- 1 Are all GM Stepper motors the same?
- 2 How do I know which stepper motor to use?
- 3 Can stepper motors be repaired?
- 4 How do stepper motor gauges work?
- 5 How do I reset my Chevy gauge cluster?
- 6 What is the difference between a servo motor and a stepper motor?
- 7 Where can I buy an old stepper motor?
- 8 How long do stepper motors last?
- 9 Does a stepper motor know its position?
- 10 How much voltage does a stepper motor need?
- 11 How does a stepper motor fail?
- 12 Why my stepper motor is not working?
Are all GM Stepper motors the same?
The same stepper motor drives all gauges in the instrument so it is best to replace them all. The majority of General Motors vehicle models from 2003 to 2006, and a few others, have the same motors in their instrument panels.
How do I know which stepper motor to use?
A Simple guide to identify the stepper motor you have. If 8 wires, it will probably be unipolar, 4 per coil. If 6 wires, probably unipolar, 3 for one coil and another 3 for the other. This means each coil has its own ground. If 5 wires, probably also unipolar.
Can stepper motors be repaired?
How to choose a repair company. A stepper motor involves a number of parts that include shaft, rotor and stator laminations, magnets, bearings, copper wires and lead wires, washers, and front and end covers. These make it a very complex device and needs specialists and state-of-the-art equipments to repair them.
How do stepper motor gauges work?
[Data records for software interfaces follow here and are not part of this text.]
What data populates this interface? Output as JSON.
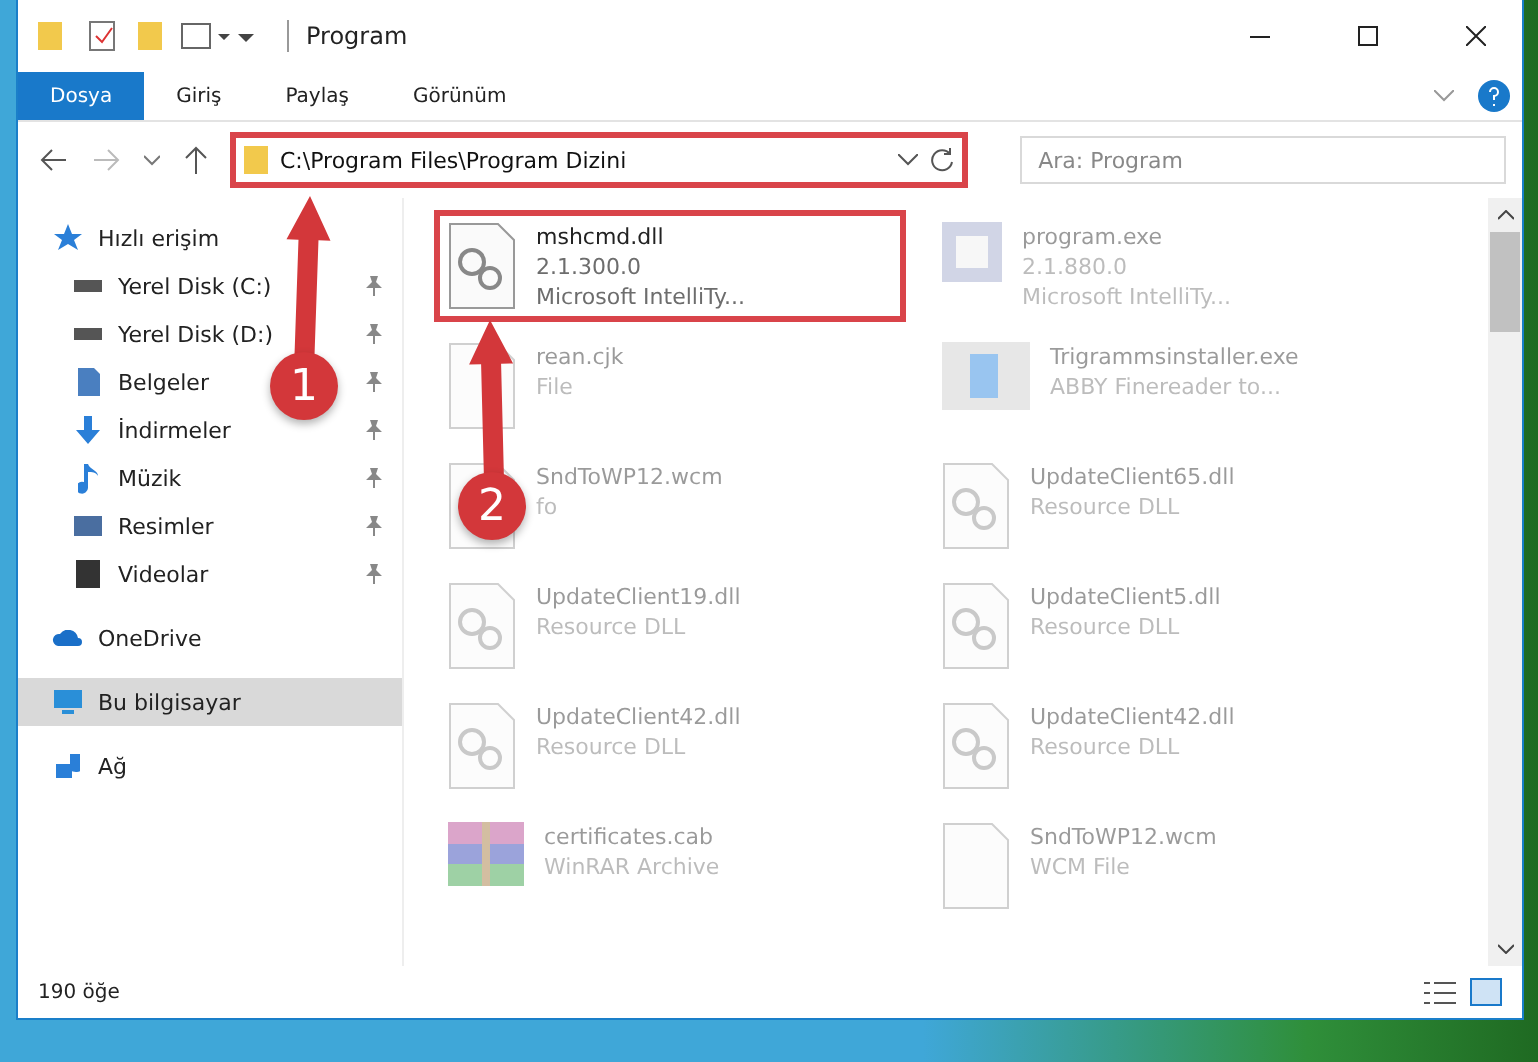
{
  "window": {
    "title": "Program"
  },
  "ribbon_tabs": [
    {
      "label": "Dosya",
      "selected": true
    },
    {
      "label": "Giriş",
      "selected": false
    },
    {
      "label": "Paylaş",
      "selected": false
    },
    {
      "label": "Görünüm",
      "selected": false
    }
  ],
  "address_bar": {
    "value": "C:\\Program Files\\Program Dizini",
    "highlighted": true
  },
  "search": {
    "placeholder": "Ara: Program"
  },
  "sidebar": {
    "items": [
      {
        "label": "Hızlı erişim",
        "selected": false,
        "children": [
          {
            "label": "Yerel Disk (C:)",
            "pinned": true,
            "selected": false
          },
          {
            "label": "Yerel Disk (D:)",
            "pinned": true,
            "selected": false
          },
          {
            "label": "Belgeler",
            "pinned": true,
            "selected": false
          },
          {
            "label": "İndirmeler",
            "pinned": true,
            "selected": false
          },
          {
            "label": "Müzik",
            "pinned": true,
            "selected": false
          },
          {
            "label": "Resimler",
            "pinned": true,
            "selected": false
          },
          {
            "label": "Videolar",
            "pinned": true,
            "selected": false
          }
        ]
      },
      {
        "label": "OneDrive",
        "selected": false
      },
      {
        "label": "Bu bilgisayar",
        "selected": true
      },
      {
        "label": "Ağ",
        "selected": false
      }
    ]
  },
  "files": [
    {
      "name": "mshcmd.dll",
      "lines": [
        "2.1.300.0",
        "Microsoft IntelliTy..."
      ],
      "kind": "dll",
      "highlighted": true,
      "dimmed": false
    },
    {
      "name": "program.exe",
      "lines": [
        "2.1.880.0",
        "Microsoft IntelliTy..."
      ],
      "kind": "exe",
      "highlighted": false,
      "dimmed": true
    },
    {
      "name": "rean.cjk",
      "lines": [
        "File"
      ],
      "kind": "blank",
      "highlighted": false,
      "dimmed": true
    },
    {
      "name": "Trigrammsinstaller.exe",
      "lines": [
        "ABBY Finereader to..."
      ],
      "kind": "installer",
      "highlighted": false,
      "dimmed": true
    },
    {
      "name": "SndToWP12.wcm",
      "lines": [
        "fo"
      ],
      "kind": "blank",
      "highlighted": false,
      "dimmed": true
    },
    {
      "name": "UpdateClient65.dll",
      "lines": [
        "Resource DLL"
      ],
      "kind": "dll",
      "highlighted": false,
      "dimmed": true
    },
    {
      "name": "UpdateClient19.dll",
      "lines": [
        "Resource DLL"
      ],
      "kind": "dll",
      "highlighted": false,
      "dimmed": true
    },
    {
      "name": "UpdateClient5.dll",
      "lines": [
        "Resource DLL"
      ],
      "kind": "dll",
      "highlighted": false,
      "dimmed": true
    },
    {
      "name": "UpdateClient42.dll",
      "lines": [
        "Resource DLL"
      ],
      "kind": "dll",
      "highlighted": false,
      "dimmed": true
    },
    {
      "name": "UpdateClient42.dll",
      "lines": [
        "Resource DLL"
      ],
      "kind": "dll",
      "highlighted": false,
      "dimmed": true
    },
    {
      "name": "certificates.cab",
      "lines": [
        "WinRAR Archive"
      ],
      "kind": "archive",
      "highlighted": false,
      "dimmed": true
    },
    {
      "name": "SndToWP12.wcm",
      "lines": [
        "WCM File"
      ],
      "kind": "blank",
      "highlighted": false,
      "dimmed": true
    }
  ],
  "annotations": [
    {
      "number": "1"
    },
    {
      "number": "2"
    }
  ],
  "status_bar": {
    "count": "190 öğe"
  }
}
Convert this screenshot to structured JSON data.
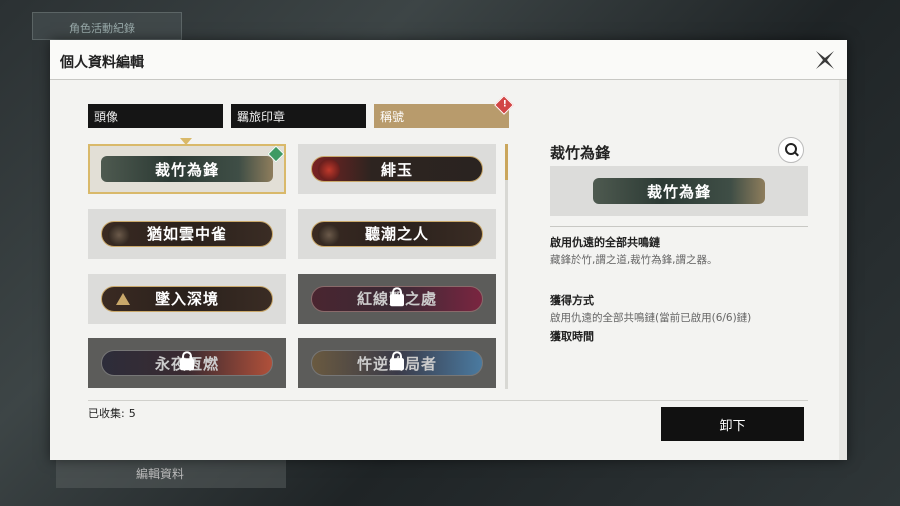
{
  "background": {
    "top_left_label": "角色活動紀錄",
    "bottom_button_label": "編輯資料"
  },
  "modal": {
    "title": "個人資料編輯",
    "close_icon": "close-x-icon"
  },
  "tabs": [
    {
      "label": "頭像",
      "active": false
    },
    {
      "label": "羈旅印章",
      "active": false
    },
    {
      "label": "稱號",
      "active": true,
      "has_alert": true
    }
  ],
  "titles": [
    {
      "label": "裁竹為鋒",
      "locked": false,
      "selected": true,
      "equipped": true
    },
    {
      "label": "緋玉",
      "locked": false
    },
    {
      "label": "猶如雲中雀",
      "locked": false
    },
    {
      "label": "聽潮之人",
      "locked": false
    },
    {
      "label": "墜入深境",
      "locked": false
    },
    {
      "label": "紅線繫之處",
      "locked": true
    },
    {
      "label": "永夜恆燃",
      "locked": true
    },
    {
      "label": "忤逆終局者",
      "locked": true
    }
  ],
  "collected": {
    "label": "已收集:",
    "count": "5"
  },
  "detail": {
    "title": "裁竹為鋒",
    "preview_label": "裁竹為鋒",
    "condition_heading": "啟用仇遠的全部共鳴鏈",
    "flavor_text": "藏鋒於竹,謂之道,裁竹為鋒,謂之器。",
    "obtain_heading": "獲得方式",
    "obtain_text": "啟用仇遠的全部共鳴鏈(當前已啟用(6/6)鏈)",
    "time_heading": "獲取時間"
  },
  "unequip_label": "卸下"
}
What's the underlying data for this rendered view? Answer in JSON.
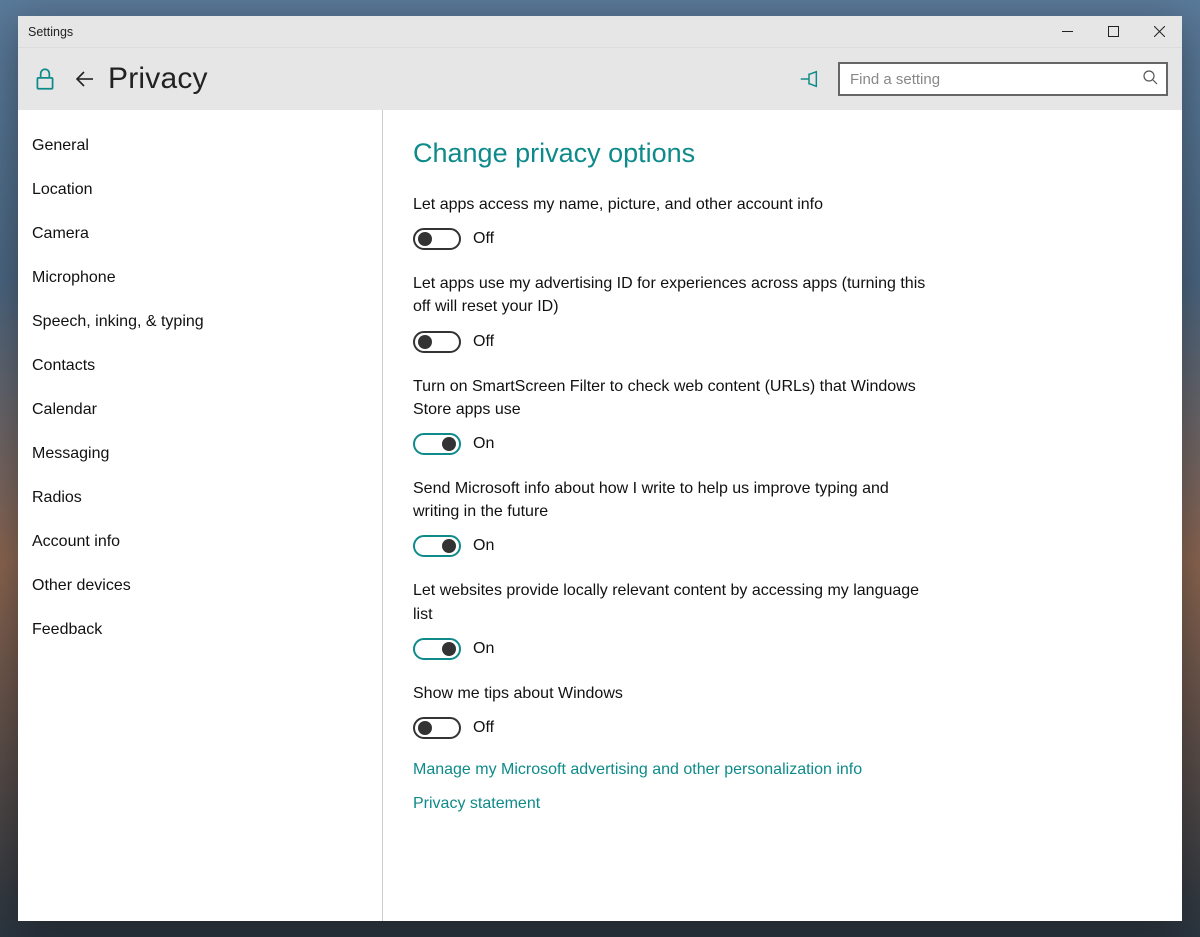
{
  "window": {
    "title": "Settings"
  },
  "header": {
    "page_title": "Privacy",
    "search_placeholder": "Find a setting"
  },
  "sidebar": {
    "items": [
      {
        "label": "General"
      },
      {
        "label": "Location"
      },
      {
        "label": "Camera"
      },
      {
        "label": "Microphone"
      },
      {
        "label": "Speech, inking, & typing"
      },
      {
        "label": "Contacts"
      },
      {
        "label": "Calendar"
      },
      {
        "label": "Messaging"
      },
      {
        "label": "Radios"
      },
      {
        "label": "Account info"
      },
      {
        "label": "Other devices"
      },
      {
        "label": "Feedback"
      }
    ]
  },
  "main": {
    "heading": "Change privacy options",
    "settings": [
      {
        "label": "Let apps access my name, picture, and other account info",
        "on": false,
        "state": "Off"
      },
      {
        "label": "Let apps use my advertising ID for experiences across apps (turning this off will reset your ID)",
        "on": false,
        "state": "Off"
      },
      {
        "label": "Turn on SmartScreen Filter to check web content (URLs) that Windows Store apps use",
        "on": true,
        "state": "On"
      },
      {
        "label": "Send Microsoft info about how I write to help us improve typing and writing in the future",
        "on": true,
        "state": "On"
      },
      {
        "label": "Let websites provide locally relevant content by accessing my language list",
        "on": true,
        "state": "On"
      },
      {
        "label": "Show me tips about Windows",
        "on": false,
        "state": "Off"
      }
    ],
    "links": [
      {
        "label": "Manage my Microsoft advertising and other personalization info"
      },
      {
        "label": "Privacy statement"
      }
    ]
  },
  "colors": {
    "accent": "#0f8a8a"
  }
}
With a Stepper-Motor gauge, every time the gauge is powered, it will zero calibrate. This ensures that over the gauge’s lifetime, it will always remain as accurate as it was the day it was built. These gauges utilize 270 degrees of the dial, making them very easy to read.
How do I reset my Chevy gauge cluster?
Answer: If the Instrument cluster loses battery power (dead battery), it may lose the ability to retain the trip mileage. All you have to do is turn the key to the run position (do not start the vehicle) and push the reset stem five times. Make sure the trip odometer is displaying and hold the stem in for 30 seconds.
What is the difference between a servo motor and a stepper motor?
The main difference between these motors comes from the overall pole count. Stepper motors have a high pole count, usually between 50 and 100. Servo motors have a low pole count – between 4 and 12. Servo motors require an encoder to adjust pulses for position control.
Where can I buy an old stepper motor?
Find stepper motors on ebay or from electronics surplus stores such as electronic goldmine, alltronics, and H&R surplus. There are many more electronics surplus stores online, search for “electronics surplus” on your favorite search engine. These companies have done the work for you.
How long do stepper motors last?
The typical lifetime for a stepper motor is 10,000 operating hours. This approximates to 4.8 years; given the stepper motor operates one eight-hour shift per day. The lifetime of a stepper motor may vary in regards to user application and how rigorous the stepper motor is run.
Does a stepper motor know its position?
The Powerful Ability of Highly Reliable Stepper Motors The motor operates by accurately synchronizing with the pulse signal output from the controller to the driver, achieving highly accurate positioning and speed control.
How much voltage does a stepper motor need?
Stepper motors have a rated voltage and current. A typical stepper motor like our NEMA 17 might have a rated voltage of 2.8 Volts and a maximum current of 1.68 Amps. This basically means if you hook it up to 2.8 Volts it will draw 1.68 Amps.
How does a stepper motor fail?
One of the major problems with a stepper motor is complete motor failure. This problem is caused by excessive current being sent to the device by the power supply. A short circuit in the wiring from the power supply to the motor cause this problem with the stepper motor. Some application will cause this short circuit.
Why my stepper motor is not working?
You see Stepper Drivers provide current to each coils of a Stepper Motor and those current are switched back and forth to make the Stepper Motor rotate. So when a connection to one of the coils gets disconnected it creates a spike (current/voltage) that gets feed back to the Stepper Driver and can cause failure.